**How to complete this task:** In the copy, include no pictures, but reproduce every record exactly.

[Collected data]
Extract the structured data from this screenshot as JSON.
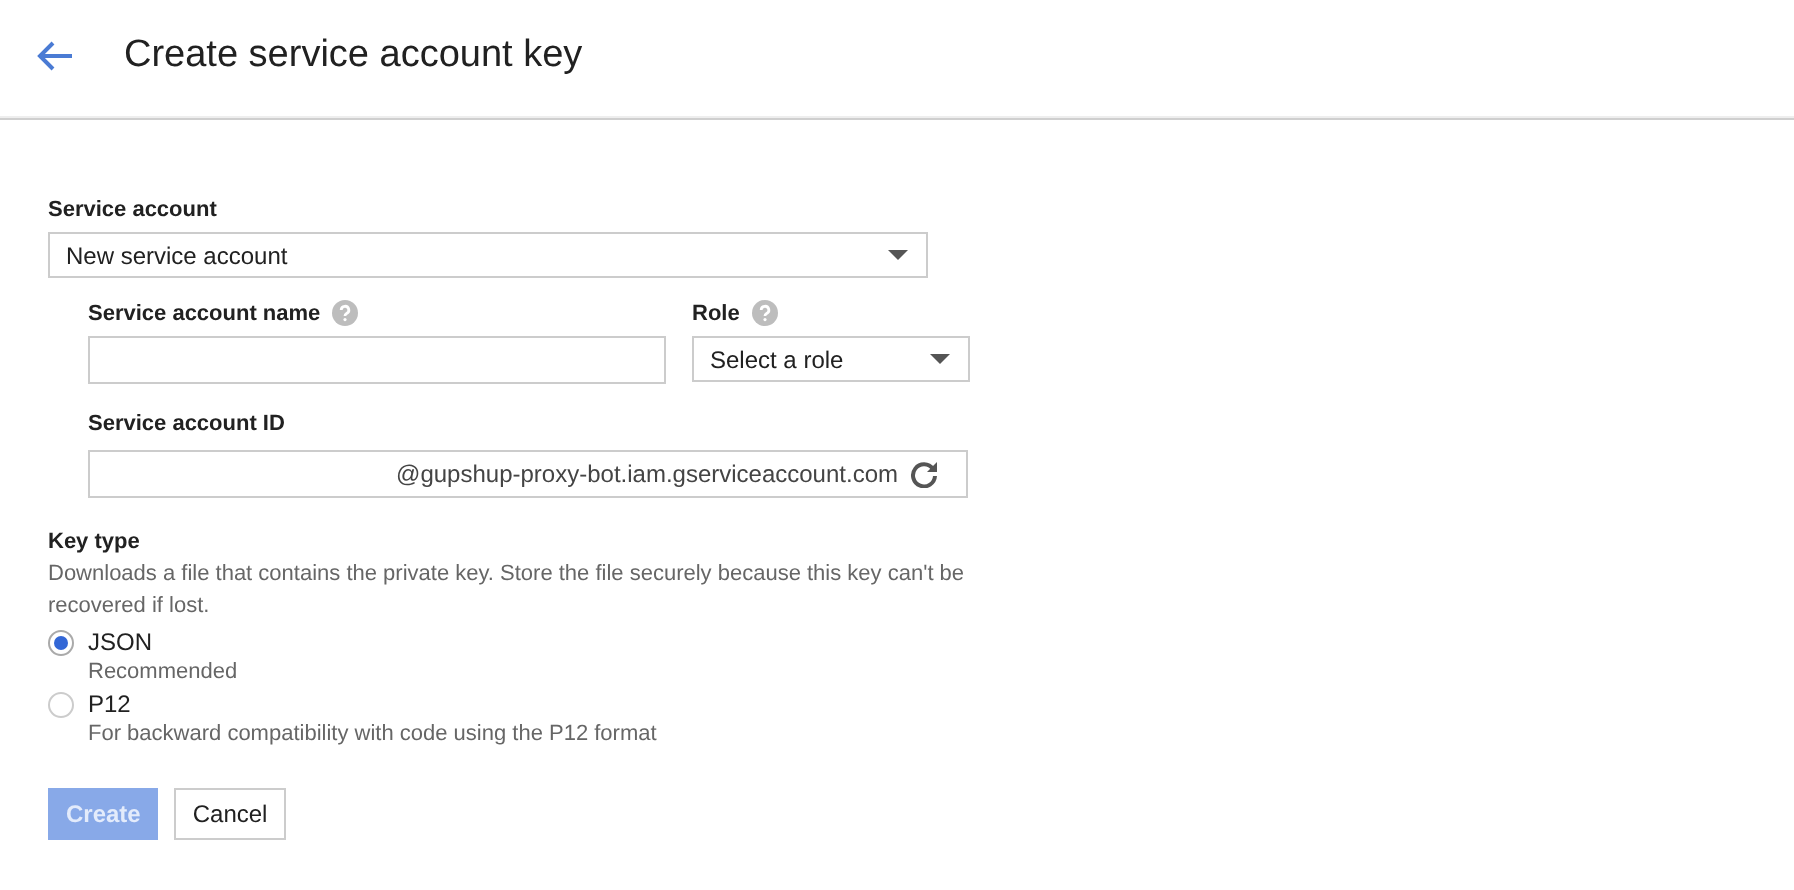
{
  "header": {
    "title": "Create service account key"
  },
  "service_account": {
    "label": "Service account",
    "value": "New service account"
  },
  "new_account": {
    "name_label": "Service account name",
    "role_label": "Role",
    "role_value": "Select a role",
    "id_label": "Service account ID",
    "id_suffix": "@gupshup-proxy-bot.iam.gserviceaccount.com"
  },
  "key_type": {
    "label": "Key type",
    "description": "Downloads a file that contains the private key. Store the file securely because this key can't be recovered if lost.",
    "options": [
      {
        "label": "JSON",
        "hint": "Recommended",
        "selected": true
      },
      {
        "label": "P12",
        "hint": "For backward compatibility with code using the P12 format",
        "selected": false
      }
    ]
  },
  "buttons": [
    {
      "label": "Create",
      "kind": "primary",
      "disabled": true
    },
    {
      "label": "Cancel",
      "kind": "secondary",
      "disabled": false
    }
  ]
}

**Completed task:**
Extract the structured data from this screenshot as JSON.
{
  "header": {
    "title": "Create service account key"
  },
  "service_account": {
    "label": "Service account",
    "value": "New service account"
  },
  "new_account": {
    "name_label": "Service account name",
    "role_label": "Role",
    "role_value": "Select a role",
    "id_label": "Service account ID",
    "id_suffix": "@gupshup-proxy-bot.iam.gserviceaccount.com"
  },
  "key_type": {
    "label": "Key type",
    "description": "Downloads a file that contains the private key. Store the file securely because this key can't be recovered if lost.",
    "options": [
      {
        "label": "JSON",
        "hint": "Recommended",
        "selected": true
      },
      {
        "label": "P12",
        "hint": "For backward compatibility with code using the P12 format",
        "selected": false
      }
    ]
  },
  "buttons": [
    {
      "label": "Create",
      "kind": "primary",
      "disabled": true
    },
    {
      "label": "Cancel",
      "kind": "secondary",
      "disabled": false
    }
  ]
}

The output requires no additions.